altEvery modern pregnant woman knows that different physical exercises are useful for her and her future baby. Most of the gynecologists and the U.S. Department of Health and Human Services advise them to do exercise regularly during 2 hours per week while they are pregnant and after the birth of a baby. Surely, the physical load shouldn’t become some sort of marathon. Only moderate intensity is recommended.

Women have also to remember that the physical exercises should be at first approved by their doctor.

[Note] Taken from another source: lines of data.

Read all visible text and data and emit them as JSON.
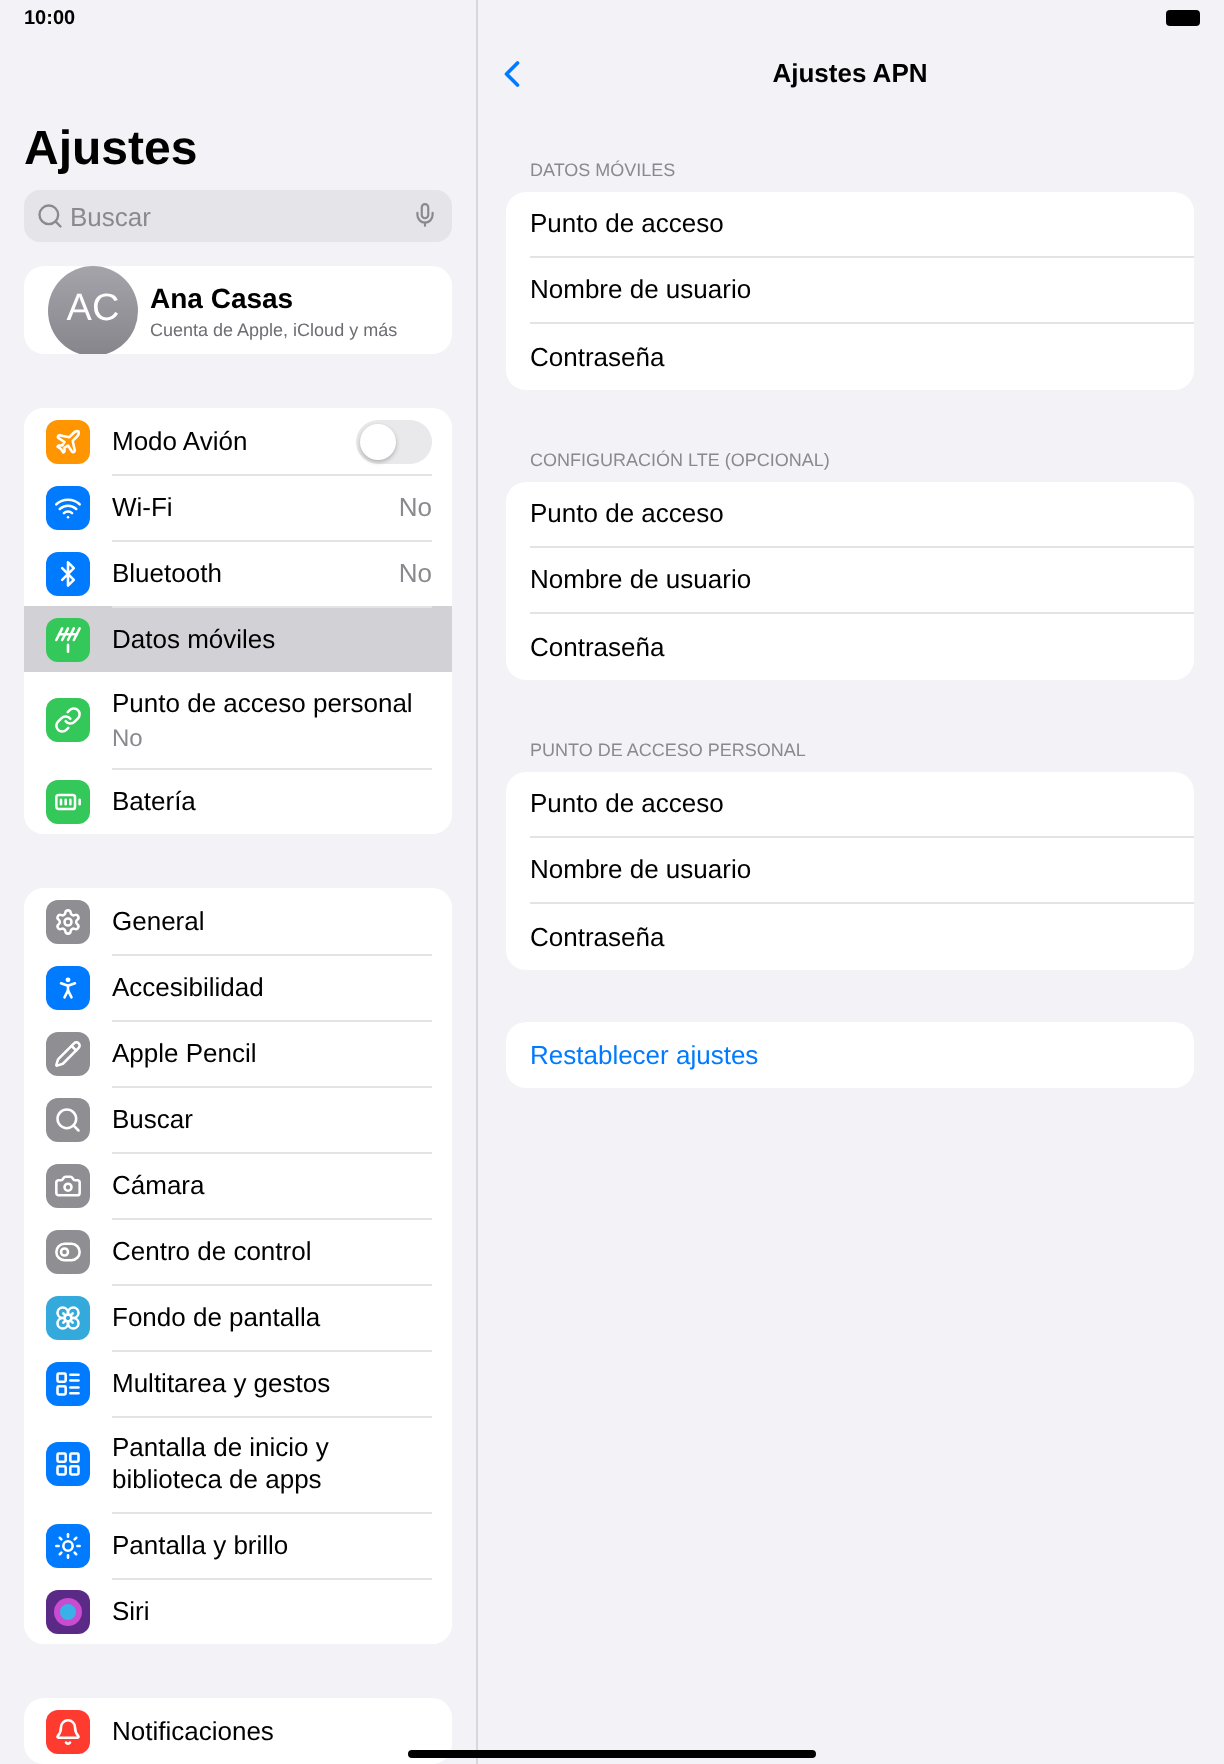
{
  "status_bar": {
    "time": "10:00"
  },
  "sidebar": {
    "title": "Ajustes",
    "search": {
      "placeholder": "Buscar"
    },
    "profile": {
      "initials": "AC",
      "name": "Ana Casas",
      "subtitle": "Cuenta de Apple, iCloud y más"
    },
    "groups": [
      {
        "items": [
          {
            "label": "Modo Avión",
            "on": false,
            "selected": false
          },
          {
            "label": "Wi-Fi",
            "value": "No",
            "selected": false
          },
          {
            "label": "Bluetooth",
            "value": "No",
            "selected": false
          },
          {
            "label": "Datos móviles",
            "selected": true
          },
          {
            "label": "Punto de acceso personal",
            "subtitle": "No",
            "selected": false
          },
          {
            "label": "Batería",
            "selected": false
          }
        ]
      },
      {
        "items": [
          {
            "label": "General",
            "selected": false
          },
          {
            "label": "Accesibilidad",
            "selected": false
          },
          {
            "label": "Apple Pencil",
            "selected": false
          },
          {
            "label": "Buscar",
            "selected": false
          },
          {
            "label": "Cámara",
            "selected": false
          },
          {
            "label": "Centro de control",
            "selected": false
          },
          {
            "label": "Fondo de pantalla",
            "selected": false
          },
          {
            "label": "Multitarea y gestos",
            "selected": false
          },
          {
            "label": "Pantalla de inicio y biblioteca de apps",
            "selected": false
          },
          {
            "label": "Pantalla y brillo",
            "selected": false
          },
          {
            "label": "Siri",
            "selected": false
          }
        ]
      },
      {
        "items": [
          {
            "label": "Notificaciones",
            "selected": false
          }
        ]
      }
    ]
  },
  "detail": {
    "title": "Ajustes APN",
    "sections": [
      {
        "header": "DATOS MÓVILES",
        "rows": [
          "Punto de acceso",
          "Nombre de usuario",
          "Contraseña"
        ]
      },
      {
        "header": "CONFIGURACIÓN LTE (OPCIONAL)",
        "rows": [
          "Punto de acceso",
          "Nombre de usuario",
          "Contraseña"
        ]
      },
      {
        "header": "PUNTO DE ACCESO PERSONAL",
        "rows": [
          "Punto de acceso",
          "Nombre de usuario",
          "Contraseña"
        ]
      }
    ],
    "reset": "Restablecer ajustes"
  }
}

However, the recent research demonstrates that the strong physical activity may cause pre-eclampsia. We want to remind to you that pre-eclampsia is such condition that has the symptoms of increasing of the blood pressure level of a pregnant woman and a spate of protein in the urine. These symptoms are very dangerous because can become the reason of new born baby’s death or even of his mother. There are also such of them as swelling, headaches and the appearance of overweight, besides the enumerated symptoms. 

The study looked at the leisure-time physical activity of 85,139 pregnant women in Denmark, assessing the time spent exercising, what type of exercises the women did, and at what intensity.

Among the findings, women who did moderate-level activities for long durations had an elevated risk of severe pre-eclampsia, but there was no correlation between low levels of vigorous activity only (from one to 269 minutes per week) and having the condition.

Severe pre-eclampsia risk was also higher for women whose vigorous activities lasted more than 270 minutes per week, compared with women who did no vigorous activity.

Exercise intensity levels were measured using metabolic equivalents, or the ratio of someone’s working metabolic rate compared with their resting metabolic rate. Researchers noticed a greater severe pre-eclampsia risk among women who came in at more than 40 Metabolic Equivalent Task hours per week, but saw a reduced risk among those in the range of 30 to 40 MET hours per week. Researchers estimated that about 40 MET hours per week was the equivalent of one hour of bicycling or 50 minutes of jogging per day. In addition, specific exercises were examined, with high levels of bicycling or brisk walking — more than 270 minutes per week — linked with a greater risk of severe pre-eclampsia.

In the study, published online this month in the British Journal of Obstetrics and Gynaecology, researchers wrote, \"We were not able to confirm that increasing leisure time physical activity in early pregnancy protects against pre-eclampsia. In fact, our data even suggest that leisure time physical activity exceeding 270 minutes/week in first trimester may increase the risk of severe pre-eclampsia.\"